3 and 4 both go to communications of your idea to others rather than solely about design being transferred into reality without any hidden gotchas or redesigns when you need to add a new system in. Or design issues with substitute materials (oh yeah, you'll need to do substitutes some time or the other).
Yep, 3D Parametric modelers all have a steep learning curve ProE, N8 or any serious software from which you can gain both time and avoid mistakes require you sink a great deal of time in learning your modeler. Then you can do things like thermal modeling with your shelter with a few modifications to your design -can you do that on paper? dunno, maybe
I love paper -make my prototype idea come to life with the feel of art.... I think on a white board/chalk board...
...but i do the final design on a 3D parametric modeler.
I can't make you love it.... but all it takes is trying to move the water lines only to find your air duct is in the way or wires, or .75" of your window, or now your door will never ever really close to open your eyes to the ease of design and needed design changes once you've learned a 3D Parametric Modeler
Try it on paper.
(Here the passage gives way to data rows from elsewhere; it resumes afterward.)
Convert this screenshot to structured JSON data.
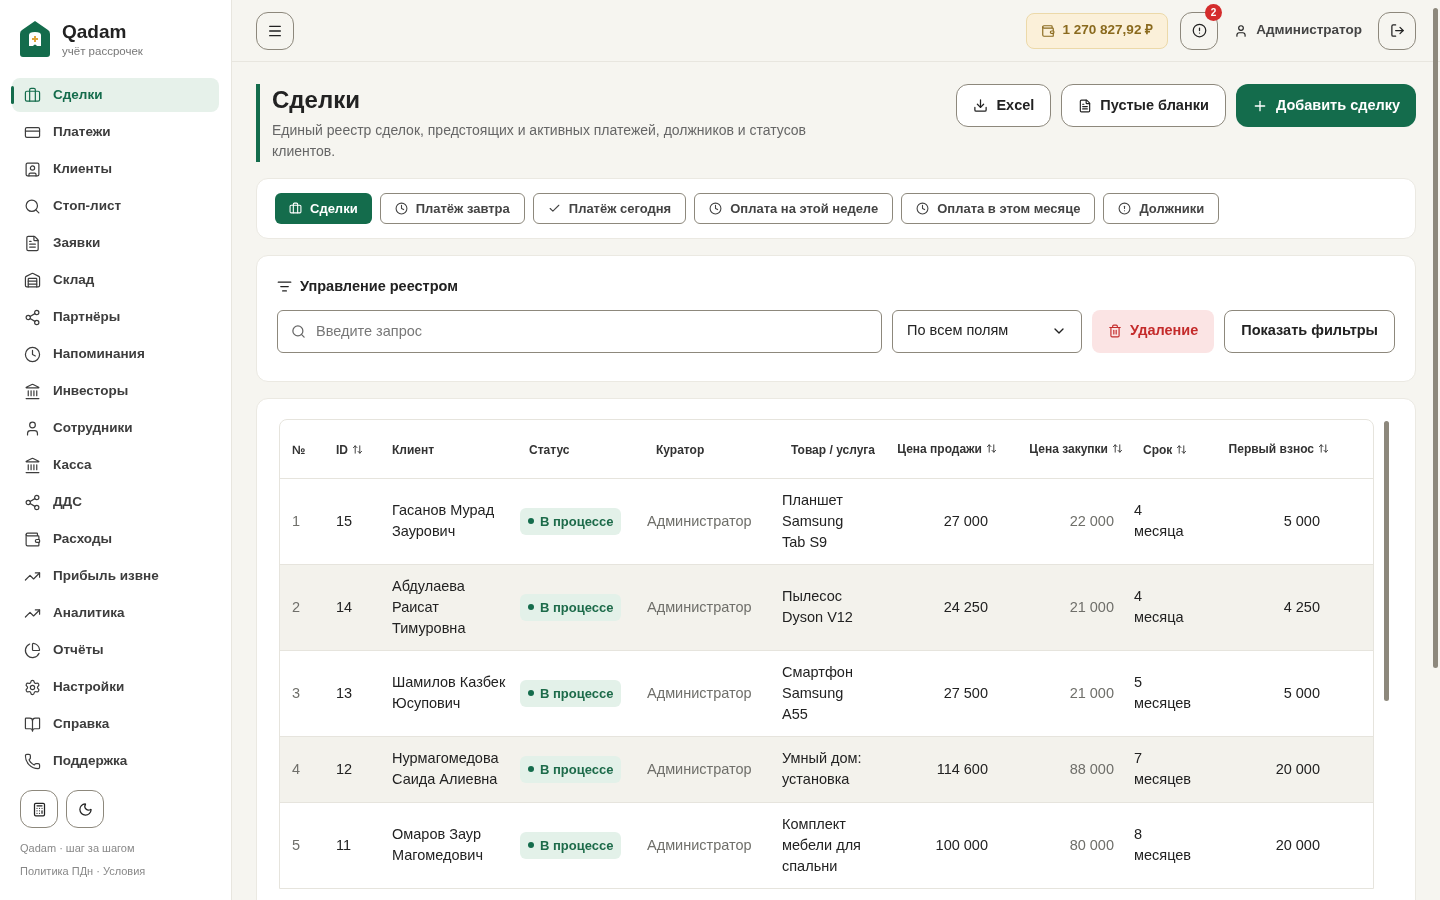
{
  "brand": {
    "name": "Qadam",
    "tagline": "учёт рассрочек"
  },
  "sidebar": {
    "items": [
      {
        "label": "Сделки",
        "selected": true
      },
      {
        "label": "Платежи",
        "selected": false
      },
      {
        "label": "Клиенты",
        "selected": false
      },
      {
        "label": "Стоп-лист",
        "selected": false
      },
      {
        "label": "Заявки",
        "selected": false
      },
      {
        "label": "Склад",
        "selected": false
      },
      {
        "label": "Партнёры",
        "selected": false
      },
      {
        "label": "Напоминания",
        "selected": false
      },
      {
        "label": "Инвесторы",
        "selected": false
      },
      {
        "label": "Сотрудники",
        "selected": false
      },
      {
        "label": "Касса",
        "selected": false
      },
      {
        "label": "ДДС",
        "selected": false
      },
      {
        "label": "Расходы",
        "selected": false
      },
      {
        "label": "Прибыль извне",
        "selected": false
      },
      {
        "label": "Аналитика",
        "selected": false
      },
      {
        "label": "Отчёты",
        "selected": false
      },
      {
        "label": "Настройки",
        "selected": false
      },
      {
        "label": "Справка",
        "selected": false
      },
      {
        "label": "Поддержка",
        "selected": false
      }
    ],
    "footer": [
      "Qadam · шаг за шагом",
      "Политика ПДн · Условия"
    ]
  },
  "topbar": {
    "balance": "1 270 827,92 ₽",
    "notifications": "2",
    "user": "Администратор"
  },
  "page": {
    "title": "Сделки",
    "description": "Единый реестр сделок, предстоящих и активных платежей, должников и статусов клиентов.",
    "actions": [
      "Excel",
      "Пустые бланки",
      "Добавить сделку"
    ]
  },
  "filters": [
    {
      "label": "Сделки",
      "selected": true
    },
    {
      "label": "Платёж завтра",
      "selected": false
    },
    {
      "label": "Платёж сегодня",
      "selected": false
    },
    {
      "label": "Оплата на этой неделе",
      "selected": false
    },
    {
      "label": "Оплата в этом месяце",
      "selected": false
    },
    {
      "label": "Должники",
      "selected": false
    }
  ],
  "registry": {
    "title": "Управление реестром",
    "search": {
      "placeholder": "Введите запрос"
    },
    "scope": "По всем полям",
    "delete": "Удаление",
    "show_filters": "Показать фильтры"
  },
  "table": {
    "columns": [
      {
        "label": "№",
        "sortable": false
      },
      {
        "label": "ID",
        "sortable": true
      },
      {
        "label": "Клиент",
        "sortable": false
      },
      {
        "label": "Статус",
        "sortable": false
      },
      {
        "label": "Куратор",
        "sortable": false
      },
      {
        "label": "Товар / услуга",
        "sortable": false
      },
      {
        "label": "Цена продажи",
        "sortable": true
      },
      {
        "label": "Цена закупки",
        "sortable": true
      },
      {
        "label": "Срок",
        "sortable": true
      },
      {
        "label": "Первый взнос",
        "sortable": true
      }
    ],
    "rows": [
      {
        "no": "1",
        "id": "15",
        "client": "Гасанов Мурад Заурович",
        "status": "В процессе",
        "curator": "Администратор",
        "product": "Планшет Samsung Tab S9",
        "sale": "27 000",
        "purchase": "22 000",
        "term": "4 месяца",
        "deposit": "5 000"
      },
      {
        "no": "2",
        "id": "14",
        "client": "Абдулаева Раисат Тимуровна",
        "status": "В процессе",
        "curator": "Администратор",
        "product": "Пылесос Dyson V12",
        "sale": "24 250",
        "purchase": "21 000",
        "term": "4 месяца",
        "deposit": "4 250"
      },
      {
        "no": "3",
        "id": "13",
        "client": "Шамилов Казбек Юсупович",
        "status": "В процессе",
        "curator": "Администратор",
        "product": "Смартфон Samsung A55",
        "sale": "27 500",
        "purchase": "21 000",
        "term": "5 месяцев",
        "deposit": "5 000"
      },
      {
        "no": "4",
        "id": "12",
        "client": "Нурмагомедова Саида Алиевна",
        "status": "В процессе",
        "curator": "Администратор",
        "product": "Умный дом: установка",
        "sale": "114 600",
        "purchase": "88 000",
        "term": "7 месяцев",
        "deposit": "20 000"
      },
      {
        "no": "5",
        "id": "11",
        "client": "Омаров Заур Магомедович",
        "status": "В процессе",
        "curator": "Администратор",
        "product": "Комплект мебели для спальни",
        "sale": "100 000",
        "purchase": "80 000",
        "term": "8 месяцев",
        "deposit": "20 000"
      }
    ]
  }
}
Design a 12x12x12 shelter for me.
-It must have its longest wall (if you decide to move from the square) oriented solar south
-It must have a kitchen sink.
-It must have a rocket stove with at least 6 feet of bench mass
-It must have a cook stove (walker or lorenz wood style I don't care...biogas really isn't going to make it off of one person's food scraps)
-It must have a through the wall solar oven
-It must have hot water by both the sun and from your wood burning devices
-It must have simple lighting from a simple solar active system.
-the solar system's controller, inverter, and battery must be inside the structure
-It must have a very small shower (for space sake).
-It must have a hot box for cooking food brought up to boiling
-It must have a cold box for keeping food cool (usually passes through the floor into the earth's coolth).
-It must have a a large sleeping loft meaning two people can fit in it easliy
-It must have a solar air heater with the cold input right at floor height and a hot output 3' off the floor
-It must catch its water off the roof, pass the water through the wall at a minimum of 8' height to a 6" dia pipe running the length of atleast one wall and must hold 140 gallons. It must feed your water purifier and your shower.
-the overflow of the wall cistern must go into a outside cistern in such away it doesn't freeze.
-a foot pump to fill the wall cistern from the outside cistern in a manner it won't freeze.
-It must purify the water before it goes to the kitchen sink and hot water heater (the shower water doesn't need purification)
-It must have a grey water system which won't freeze in the winter
-It must have a desk and a work bench (I want the desk to face the window if I can get it)
-It must have a 12" dia cool air input for the summer not more than two feet off the floor in height on the north wall
-It must have a hot air exit of atleast 1296 square inches of area at the highest location on your south facing wall
-It must have one door
-It must have one window you can climb out of located some where away from the one door or a second door.
-It must have a kitchen window over the kitchen sink.
-It must have a kitchen counter atleast 42" long and not less than 26" wide.
-It must have a place for your clothes to be stored
-It must have a place for your food stores and your dishes
-It must have a place to strip off your muddy clothes and kick off your shoes
I want drawings that show me each wall, the floor, the roof, the inside ceiling
-there will need to be a drawing of the frame before the wall filler
-a drawing of your floor before you cover up the grey water exit pipes
-a drawing of how you are going to cover the roof and the exterior walls
-a drawing of how your interior walls, ceiling, and floor is going to be covered and finished.
Tell me when you start (as in date and time) and then
post it here or email it to me, twobirdstone at gmail
when you've finished.
I'm serious. Then I'll show you mine
BTW: I like that you did a version for Bartell's Bunk House -awesome! not many people provided full 3D....and no one told you about where the berms on the walls are and are not.